Grosvenor manages the technical operational technology equipment and systems of more than 12,000 commercial buildings.

Building owners will save more than $150 per exit sign per annum over the 30 year life of the product. With many medium size buildings having over 100 exit signs, their owners will be closer to carbon neutrality and reduced eWaste, and achieve annual savings of $15,000 per hundred signs. Some major corporates are responsible for thousands of exit signs and will save many millions of dollars by converting to Safety Path signs.

The Safety Path exit signs use photoluminescent technology which stores light and emits it in an emergency. The signs don’t need an electrical connection, meaning – unlike electric signs – they can’t fail because of a faulty component or when power is disrupted.

Nicholas Lianos, CEO at Grosvenor Engineering Group said:

“In our continuing quest to support customers with the latest most environmentally friendly building technology innovations, Grosvenor will be offering the Safety Path product range to our client base due to its superior performance, enhanced sustainability capability and lowest total cost of ownership.”

“Safety Path manufactures and distributes the world’s safest, most efficient and smartest exit sign. There is no power, carbon emissions, batteries or e-Waste and it has an estimated 30 years of useful life with a warranty of 12 years.”

He added, “Grosvenor’s clients will benefit from much lower costs and headache-free critical infrastructure compliance. Using Safety Path’s technology reduces the burden of compliance.”

Cutting fixed costs is crucial for building owners who are facing COVID-19-inflicted changes in work patterns.

Gus Carfi, Executive Chairman at Safety Path parent company SmarterLite said:

“Safety Path photoluminescent signs are already installed in more than 60 Bunnings stores across Australia, as well as shopping centres, industrial plants and office buildings.

“Instead of complex electric exit signs that include parts that fail regularly, such as light globes, batteries and electrical components, Safety Path technology stores light in a thin photoluminescent wafer.

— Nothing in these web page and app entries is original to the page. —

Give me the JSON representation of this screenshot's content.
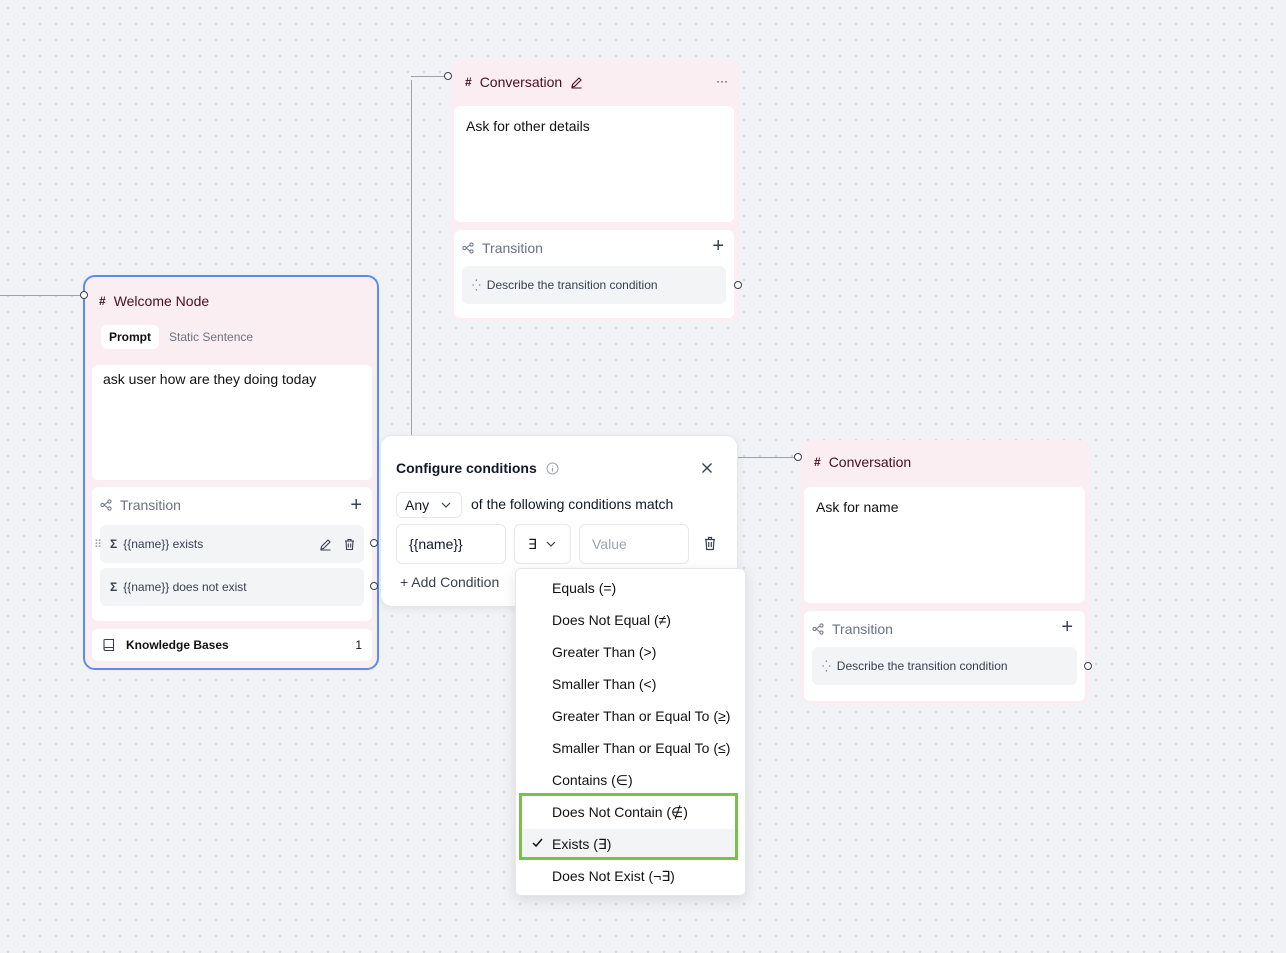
{
  "colors": {
    "node_bg": "#fbeef3",
    "node_accent": "#4a0d22",
    "selected_border": "#5b8def",
    "highlight": "#7cc04b"
  },
  "welcome_node": {
    "title": "Welcome Node",
    "tabs": [
      "Prompt",
      "Static Sentence"
    ],
    "active_tab": "Prompt",
    "prompt": "ask user how are they doing today",
    "transition": {
      "title": "Transition",
      "conditions": [
        "{{name}} exists",
        "{{name}} does not exist"
      ]
    },
    "knowledge_bases": {
      "label": "Knowledge Bases",
      "count": "1"
    }
  },
  "conversation_top": {
    "title": "Conversation",
    "more": "···",
    "prompt": "Ask for other details",
    "transition": {
      "title": "Transition",
      "placeholder": "Describe the transition condition"
    }
  },
  "conversation_right": {
    "title": "Conversation",
    "prompt": "Ask for name",
    "transition": {
      "title": "Transition",
      "placeholder": "Describe the transition condition"
    }
  },
  "configure_dialog": {
    "title": "Configure conditions",
    "match_select": "Any",
    "match_text": "of the following conditions match",
    "variable": "{{name}}",
    "operator": "∃",
    "value_placeholder": "Value",
    "add_condition": "+ Add Condition"
  },
  "operator_menu": {
    "items": [
      "Equals (=)",
      "Does Not Equal (≠)",
      "Greater Than (>)",
      "Smaller Than (<)",
      "Greater Than or Equal To (≥)",
      "Smaller Than or Equal To (≤)",
      "Contains (∈)",
      "Does Not Contain (∉)",
      "Exists (∃)",
      "Does Not Exist (¬∃)"
    ],
    "selected": "Exists (∃)"
  }
}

With nothing electrical to fail, millions of building occupants are safer and compliance is simpler and cheaper.”

Mr Carfi, 30-year veteran of Visy Industries and former International Chief Operating Officer for the late billionaire paper-recycler Richard Pratt and later Anthony Pratt, said:

“Our data shows that clients can expect expenditure cuts of an average $150 per annum per sign, including cutting maintenance costs and the cost of regularly replacing electric exit signs.

“Carbon reductions of 1.6 tonnes over the life of each one of our signs will be achieved. This equates to saving industry hundreds of millions of dollars and is great news for the environment.”

“CEO’s, CFO’s and COO’s are often not aware of just how big their fleet of electric exit signs really is and, hence the associated ‘secret’ costs when comparing product lifecycles – the true measure of economic performance.”

“The cost of installing Safety Path exit signs is comparable to traditional electric exit signs, so the monetary savings begin from day one.”

Mr Carfi said electric exit signs carry a big burden, both for clients and the environment:

“Old tech electric signs are short-lived, requiring a whole range of systems and regulations to keep building occupants safe. That ultimately costs the environment, business and the community.

“Old-tech electric exit signs are built using out-dated technology that is prone to failure, require regular inspections, regular maintenance, regular replacement and generate tonnes of needless waste.”

“There are also complex and expensive computer systems to monitor electric exit signs, to report when they have failed. Safety Path signs don’t need those systems.”

“We’re pleased to support Grosvenor Engineering Group to enable their clients to reduce their fixed costs, improve safety and deliver their sustainability goals.

“Grosvenor clients can sleep better at night knowing that thousands of people in their buildings are safer and that the building infrastructure is more sustainable.”